▶ _PROBLEM TO WORK ON_: Would you write out the records below exactly as given?

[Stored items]
#####

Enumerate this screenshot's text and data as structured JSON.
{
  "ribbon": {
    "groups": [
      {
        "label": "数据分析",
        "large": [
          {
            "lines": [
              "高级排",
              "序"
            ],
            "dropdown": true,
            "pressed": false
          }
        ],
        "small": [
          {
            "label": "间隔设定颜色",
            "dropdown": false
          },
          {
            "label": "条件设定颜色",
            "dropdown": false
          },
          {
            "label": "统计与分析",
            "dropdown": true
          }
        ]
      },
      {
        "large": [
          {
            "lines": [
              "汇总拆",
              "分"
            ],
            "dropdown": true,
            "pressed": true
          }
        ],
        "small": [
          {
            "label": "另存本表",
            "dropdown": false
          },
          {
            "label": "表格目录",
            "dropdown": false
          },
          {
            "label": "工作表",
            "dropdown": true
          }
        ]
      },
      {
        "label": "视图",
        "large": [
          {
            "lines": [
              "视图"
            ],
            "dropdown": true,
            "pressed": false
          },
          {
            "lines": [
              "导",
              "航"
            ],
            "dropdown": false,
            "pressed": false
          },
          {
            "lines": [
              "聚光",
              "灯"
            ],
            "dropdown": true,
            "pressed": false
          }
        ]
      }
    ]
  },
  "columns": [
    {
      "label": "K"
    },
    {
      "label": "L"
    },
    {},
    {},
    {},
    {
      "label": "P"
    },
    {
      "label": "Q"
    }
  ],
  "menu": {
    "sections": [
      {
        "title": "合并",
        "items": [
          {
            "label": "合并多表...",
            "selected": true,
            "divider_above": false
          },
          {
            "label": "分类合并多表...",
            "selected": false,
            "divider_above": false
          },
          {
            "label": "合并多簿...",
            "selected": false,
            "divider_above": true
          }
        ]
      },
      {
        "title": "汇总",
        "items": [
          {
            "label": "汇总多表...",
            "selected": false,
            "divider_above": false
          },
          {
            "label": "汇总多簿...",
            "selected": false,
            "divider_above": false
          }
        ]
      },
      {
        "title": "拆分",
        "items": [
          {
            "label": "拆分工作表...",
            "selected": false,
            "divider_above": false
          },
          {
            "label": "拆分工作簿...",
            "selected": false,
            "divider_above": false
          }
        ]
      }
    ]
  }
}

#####

▶ _PROBLEM SOLUTION_:
Enumerate this screenshot's text and data as structured JSON.
{
  "ribbon": {
    "groups": [
      {
        "label": "数据分析",
        "large": [
          {
            "lines": [
              "高级排",
              "序"
            ],
            "dropdown": true,
            "pressed": false
          }
        ],
        "small": [
          {
            "label": "间隔设定颜色",
            "dropdown": false
          },
          {
            "label": "条件设定颜色",
            "dropdown": false
          },
          {
            "label": "统计与分析",
            "dropdown": true
          }
        ]
      },
      {
        "large": [
          {
            "lines": [
              "汇总拆",
              "分"
            ],
            "dropdown": true,
            "pressed": true
          }
        ],
        "small": [
          {
            "label": "另存本表",
            "dropdown": false
          },
          {
            "label": "表格目录",
            "dropdown": false
          },
          {
            "label": "工作表",
            "dropdown": true
          }
        ]
      },
      {
        "label": "视图",
        "large": [
          {
            "lines": [
              "视图"
            ],
            "dropdown": true,
            "pressed": false
          },
          {
            "lines": [
              "导",
              "航"
            ],
            "dropdown": false,
            "pressed": false
          },
          {
            "lines": [
              "聚光",
              "灯"
            ],
            "dropdown": true,
            "pressed": false
          }
        ]
      }
    ]
  },
  "columns": [
    {
      "label": "K"
    },
    {
      "label": "L"
    },
    {},
    {},
    {},
    {
      "label": "P"
    },
    {
      "label": "Q"
    }
  ],
  "menu": {
    "sections": [
      {
        "title": "合并",
        "items": [
          {
            "label": "合并多表...",
            "selected": true,
            "divider_above": false
          },
          {
            "label": "分类合并多表...",
            "selected": false,
            "divider_above": false
          },
          {
            "label": "合并多簿...",
            "selected": false,
            "divider_above": true
          }
        ]
      },
      {
        "title": "汇总",
        "items": [
          {
            "label": "汇总多表...",
            "selected": false,
            "divider_above": false
          },
          {
            "label": "汇总多簿...",
            "selected": false,
            "divider_above": false
          }
        ]
      },
      {
        "title": "拆分",
        "items": [
          {
            "label": "拆分工作表...",
            "selected": false,
            "divider_above": false
          },
          {
            "label": "拆分工作簿...",
            "selected": false,
            "divider_above": false
          }
        ]
      }
    ]
  }
}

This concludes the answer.